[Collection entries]
'''

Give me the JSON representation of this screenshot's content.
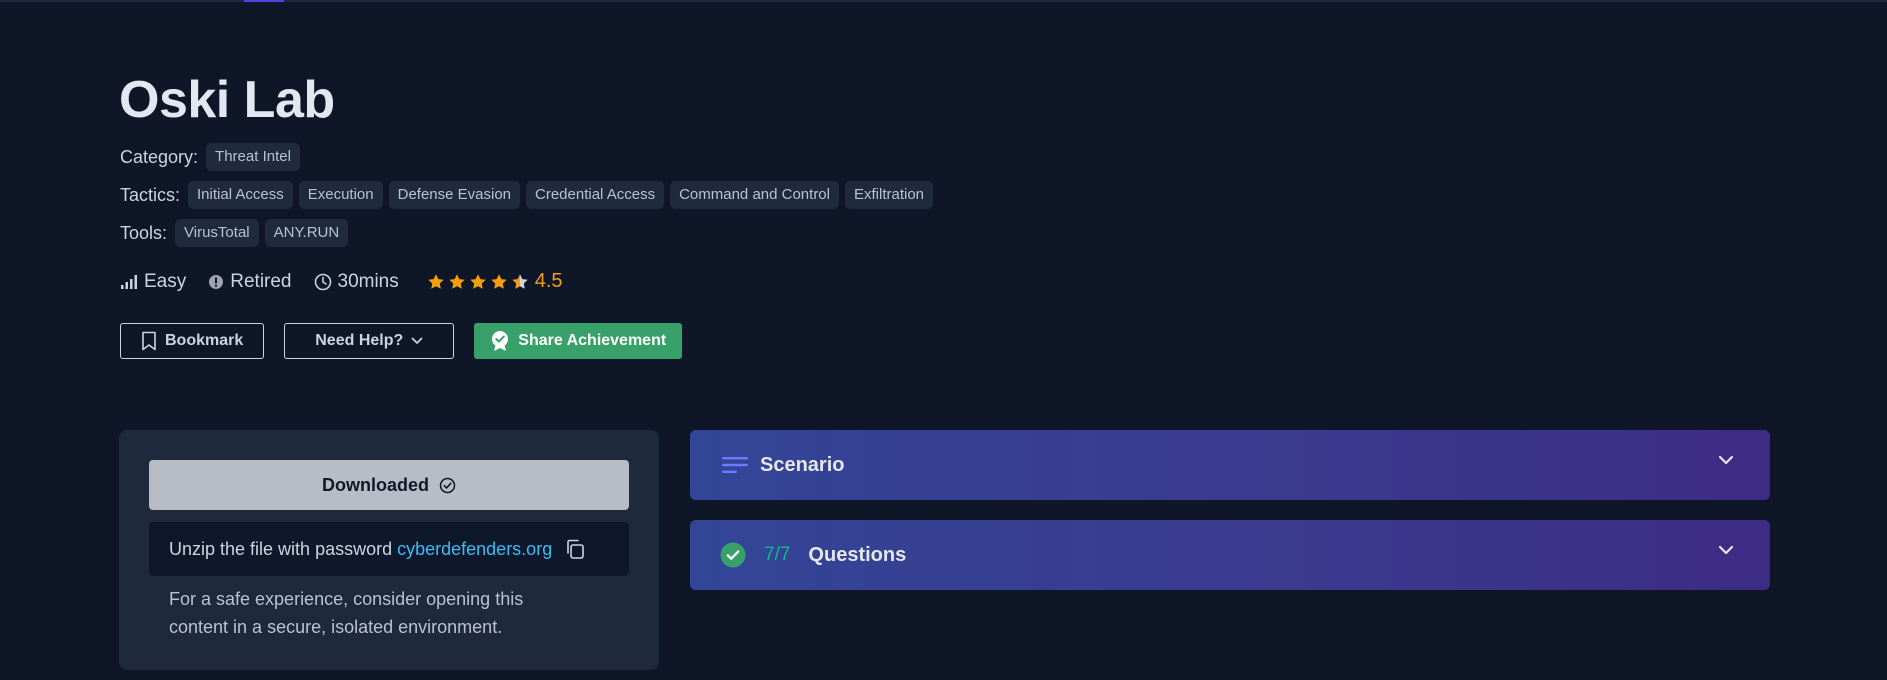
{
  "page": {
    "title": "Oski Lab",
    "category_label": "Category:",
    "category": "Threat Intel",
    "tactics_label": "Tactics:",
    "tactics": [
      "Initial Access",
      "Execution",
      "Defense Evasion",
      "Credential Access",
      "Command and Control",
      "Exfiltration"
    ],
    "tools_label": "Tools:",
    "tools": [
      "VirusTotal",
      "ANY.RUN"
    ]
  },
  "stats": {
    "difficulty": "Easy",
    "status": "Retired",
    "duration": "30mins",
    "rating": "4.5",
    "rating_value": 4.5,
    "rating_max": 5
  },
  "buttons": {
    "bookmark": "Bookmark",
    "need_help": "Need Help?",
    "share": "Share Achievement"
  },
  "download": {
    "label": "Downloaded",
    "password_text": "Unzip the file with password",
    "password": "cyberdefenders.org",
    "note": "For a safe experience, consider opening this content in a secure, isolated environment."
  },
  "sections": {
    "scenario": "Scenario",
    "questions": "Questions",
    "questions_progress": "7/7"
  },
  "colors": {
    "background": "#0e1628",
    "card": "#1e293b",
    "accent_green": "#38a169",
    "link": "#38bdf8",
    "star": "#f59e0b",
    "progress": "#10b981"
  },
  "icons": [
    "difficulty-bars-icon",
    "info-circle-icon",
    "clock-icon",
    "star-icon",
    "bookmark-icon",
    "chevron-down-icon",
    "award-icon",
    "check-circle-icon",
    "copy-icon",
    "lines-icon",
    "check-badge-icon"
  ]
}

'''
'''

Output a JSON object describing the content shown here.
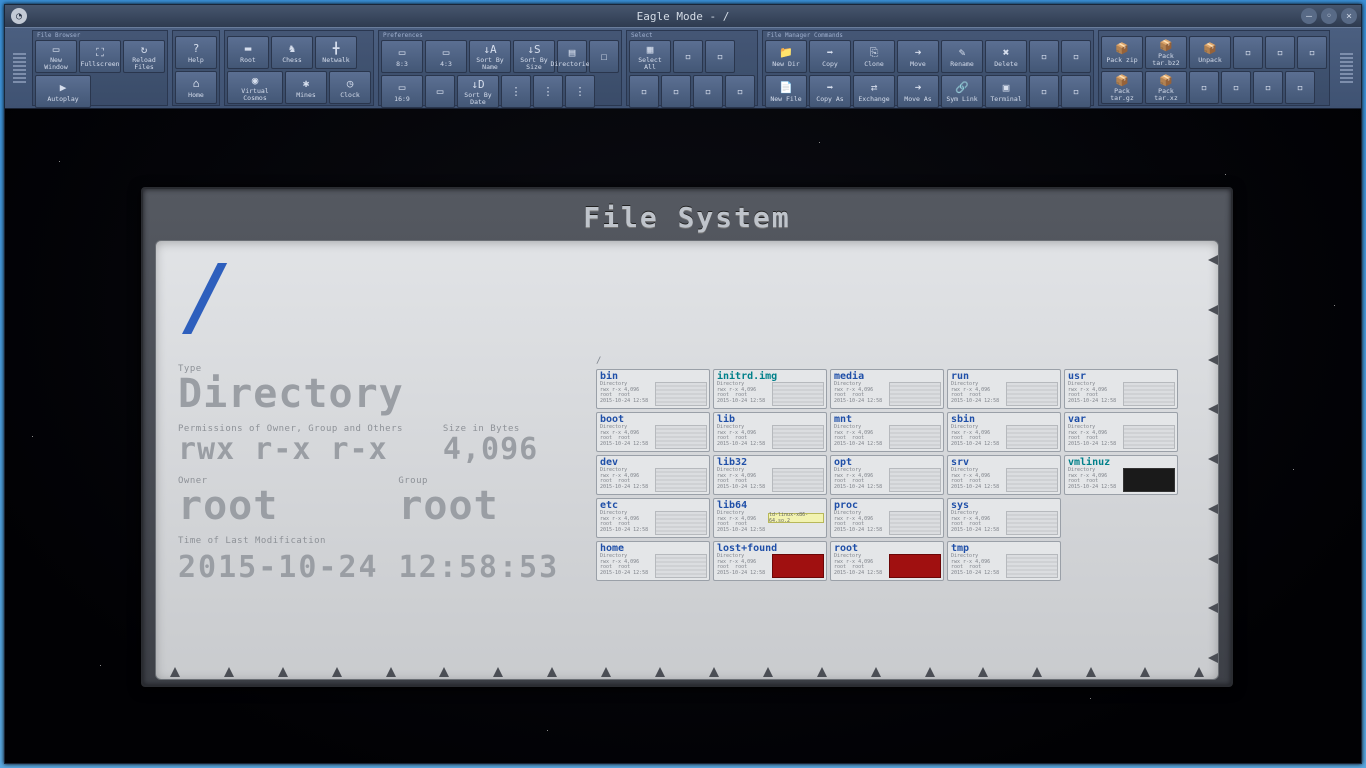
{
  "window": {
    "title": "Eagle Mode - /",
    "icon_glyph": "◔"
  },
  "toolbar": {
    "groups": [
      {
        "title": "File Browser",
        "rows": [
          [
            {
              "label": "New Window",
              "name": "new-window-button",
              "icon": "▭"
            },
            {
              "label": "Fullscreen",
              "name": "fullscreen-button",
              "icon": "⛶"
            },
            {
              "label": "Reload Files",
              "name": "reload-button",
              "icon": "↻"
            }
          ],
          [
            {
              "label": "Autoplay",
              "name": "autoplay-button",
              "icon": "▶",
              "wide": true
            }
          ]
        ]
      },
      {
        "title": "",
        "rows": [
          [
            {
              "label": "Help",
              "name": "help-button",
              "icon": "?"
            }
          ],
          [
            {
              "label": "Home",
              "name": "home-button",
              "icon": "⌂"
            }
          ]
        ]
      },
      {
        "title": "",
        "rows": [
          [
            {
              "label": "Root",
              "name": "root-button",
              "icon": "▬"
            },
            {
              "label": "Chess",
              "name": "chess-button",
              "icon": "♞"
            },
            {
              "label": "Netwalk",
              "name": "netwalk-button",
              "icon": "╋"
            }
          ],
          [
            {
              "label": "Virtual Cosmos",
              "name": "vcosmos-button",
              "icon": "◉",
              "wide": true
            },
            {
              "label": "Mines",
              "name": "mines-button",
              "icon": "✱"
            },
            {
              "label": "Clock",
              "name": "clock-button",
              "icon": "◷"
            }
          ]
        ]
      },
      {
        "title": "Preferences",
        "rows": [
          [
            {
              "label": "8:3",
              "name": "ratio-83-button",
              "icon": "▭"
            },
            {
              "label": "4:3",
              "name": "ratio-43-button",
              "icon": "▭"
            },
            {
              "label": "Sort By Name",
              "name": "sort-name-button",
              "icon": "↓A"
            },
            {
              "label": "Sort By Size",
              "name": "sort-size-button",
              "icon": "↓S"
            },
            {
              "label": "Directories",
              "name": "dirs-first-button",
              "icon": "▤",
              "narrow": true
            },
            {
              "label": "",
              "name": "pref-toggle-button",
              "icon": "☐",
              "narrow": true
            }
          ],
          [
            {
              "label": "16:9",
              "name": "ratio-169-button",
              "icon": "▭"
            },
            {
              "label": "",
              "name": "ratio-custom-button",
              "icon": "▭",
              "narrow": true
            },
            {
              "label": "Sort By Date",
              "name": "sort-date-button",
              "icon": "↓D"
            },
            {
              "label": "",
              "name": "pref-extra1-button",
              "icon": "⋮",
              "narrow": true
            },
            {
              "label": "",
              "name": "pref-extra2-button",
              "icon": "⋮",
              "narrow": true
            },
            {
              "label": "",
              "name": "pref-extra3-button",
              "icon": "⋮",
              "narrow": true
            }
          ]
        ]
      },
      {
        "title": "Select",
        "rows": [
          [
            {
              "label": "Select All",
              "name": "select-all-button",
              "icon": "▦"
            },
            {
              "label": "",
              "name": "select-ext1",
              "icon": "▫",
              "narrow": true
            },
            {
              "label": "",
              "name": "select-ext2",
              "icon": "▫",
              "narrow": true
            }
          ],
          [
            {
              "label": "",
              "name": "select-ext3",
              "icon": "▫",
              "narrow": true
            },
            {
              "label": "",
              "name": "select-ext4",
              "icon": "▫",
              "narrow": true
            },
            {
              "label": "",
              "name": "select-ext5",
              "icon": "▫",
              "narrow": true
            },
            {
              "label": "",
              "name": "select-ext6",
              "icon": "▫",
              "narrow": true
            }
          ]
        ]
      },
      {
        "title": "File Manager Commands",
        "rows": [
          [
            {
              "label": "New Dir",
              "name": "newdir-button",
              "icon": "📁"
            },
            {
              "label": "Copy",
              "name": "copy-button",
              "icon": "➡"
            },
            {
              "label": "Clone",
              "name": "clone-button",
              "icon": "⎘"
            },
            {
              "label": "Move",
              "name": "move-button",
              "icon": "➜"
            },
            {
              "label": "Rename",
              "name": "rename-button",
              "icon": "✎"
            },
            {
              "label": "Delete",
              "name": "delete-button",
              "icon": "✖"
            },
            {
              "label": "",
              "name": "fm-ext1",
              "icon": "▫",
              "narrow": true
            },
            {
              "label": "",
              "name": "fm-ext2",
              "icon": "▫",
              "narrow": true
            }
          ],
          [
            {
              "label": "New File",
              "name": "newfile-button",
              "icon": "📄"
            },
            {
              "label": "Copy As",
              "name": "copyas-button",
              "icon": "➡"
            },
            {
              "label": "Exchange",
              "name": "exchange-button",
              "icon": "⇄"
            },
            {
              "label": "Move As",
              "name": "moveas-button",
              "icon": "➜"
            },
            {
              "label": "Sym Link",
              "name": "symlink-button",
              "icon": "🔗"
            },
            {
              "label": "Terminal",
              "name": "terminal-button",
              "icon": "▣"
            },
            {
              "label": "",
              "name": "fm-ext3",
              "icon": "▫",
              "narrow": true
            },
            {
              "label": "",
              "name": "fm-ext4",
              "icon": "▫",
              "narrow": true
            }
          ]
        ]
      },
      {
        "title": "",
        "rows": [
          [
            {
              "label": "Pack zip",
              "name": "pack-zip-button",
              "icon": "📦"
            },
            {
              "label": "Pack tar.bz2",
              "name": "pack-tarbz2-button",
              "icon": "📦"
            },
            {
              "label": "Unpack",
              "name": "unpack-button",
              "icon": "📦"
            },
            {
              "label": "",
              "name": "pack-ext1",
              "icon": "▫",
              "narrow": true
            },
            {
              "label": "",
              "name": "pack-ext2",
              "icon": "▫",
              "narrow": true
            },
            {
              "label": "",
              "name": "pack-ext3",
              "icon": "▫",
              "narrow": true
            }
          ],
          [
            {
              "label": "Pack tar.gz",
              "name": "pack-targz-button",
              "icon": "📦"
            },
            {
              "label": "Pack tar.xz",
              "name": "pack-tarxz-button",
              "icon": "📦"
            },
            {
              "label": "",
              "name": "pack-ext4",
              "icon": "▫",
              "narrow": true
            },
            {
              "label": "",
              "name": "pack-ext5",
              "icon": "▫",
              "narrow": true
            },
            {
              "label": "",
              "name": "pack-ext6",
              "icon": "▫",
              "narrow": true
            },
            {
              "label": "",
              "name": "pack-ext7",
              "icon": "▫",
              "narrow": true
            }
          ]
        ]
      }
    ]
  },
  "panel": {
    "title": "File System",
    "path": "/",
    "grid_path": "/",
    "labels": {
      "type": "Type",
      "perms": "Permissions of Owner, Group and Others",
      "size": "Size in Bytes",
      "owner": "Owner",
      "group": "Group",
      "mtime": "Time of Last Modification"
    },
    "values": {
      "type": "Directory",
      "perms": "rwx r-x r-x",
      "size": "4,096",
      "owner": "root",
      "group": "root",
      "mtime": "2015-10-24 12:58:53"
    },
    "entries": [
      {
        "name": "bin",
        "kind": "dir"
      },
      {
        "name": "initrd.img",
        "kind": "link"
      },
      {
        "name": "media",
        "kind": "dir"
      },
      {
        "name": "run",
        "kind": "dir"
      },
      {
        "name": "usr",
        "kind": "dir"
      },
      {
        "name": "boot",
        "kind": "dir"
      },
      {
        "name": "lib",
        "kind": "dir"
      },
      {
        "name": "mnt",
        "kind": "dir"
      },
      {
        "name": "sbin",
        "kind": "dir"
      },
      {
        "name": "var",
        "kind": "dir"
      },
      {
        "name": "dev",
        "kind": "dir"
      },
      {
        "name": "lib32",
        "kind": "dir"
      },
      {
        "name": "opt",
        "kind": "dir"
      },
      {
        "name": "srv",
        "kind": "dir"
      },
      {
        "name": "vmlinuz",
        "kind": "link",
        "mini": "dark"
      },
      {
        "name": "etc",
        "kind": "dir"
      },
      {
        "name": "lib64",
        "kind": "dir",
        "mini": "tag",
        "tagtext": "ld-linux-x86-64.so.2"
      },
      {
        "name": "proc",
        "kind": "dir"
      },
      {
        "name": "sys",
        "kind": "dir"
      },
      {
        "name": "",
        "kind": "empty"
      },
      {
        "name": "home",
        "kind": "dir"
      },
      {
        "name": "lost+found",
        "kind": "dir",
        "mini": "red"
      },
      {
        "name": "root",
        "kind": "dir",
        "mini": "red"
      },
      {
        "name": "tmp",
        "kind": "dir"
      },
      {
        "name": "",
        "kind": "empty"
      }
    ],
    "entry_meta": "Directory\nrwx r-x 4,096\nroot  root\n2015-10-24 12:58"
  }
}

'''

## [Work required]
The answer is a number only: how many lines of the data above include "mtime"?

## [Task answer]
2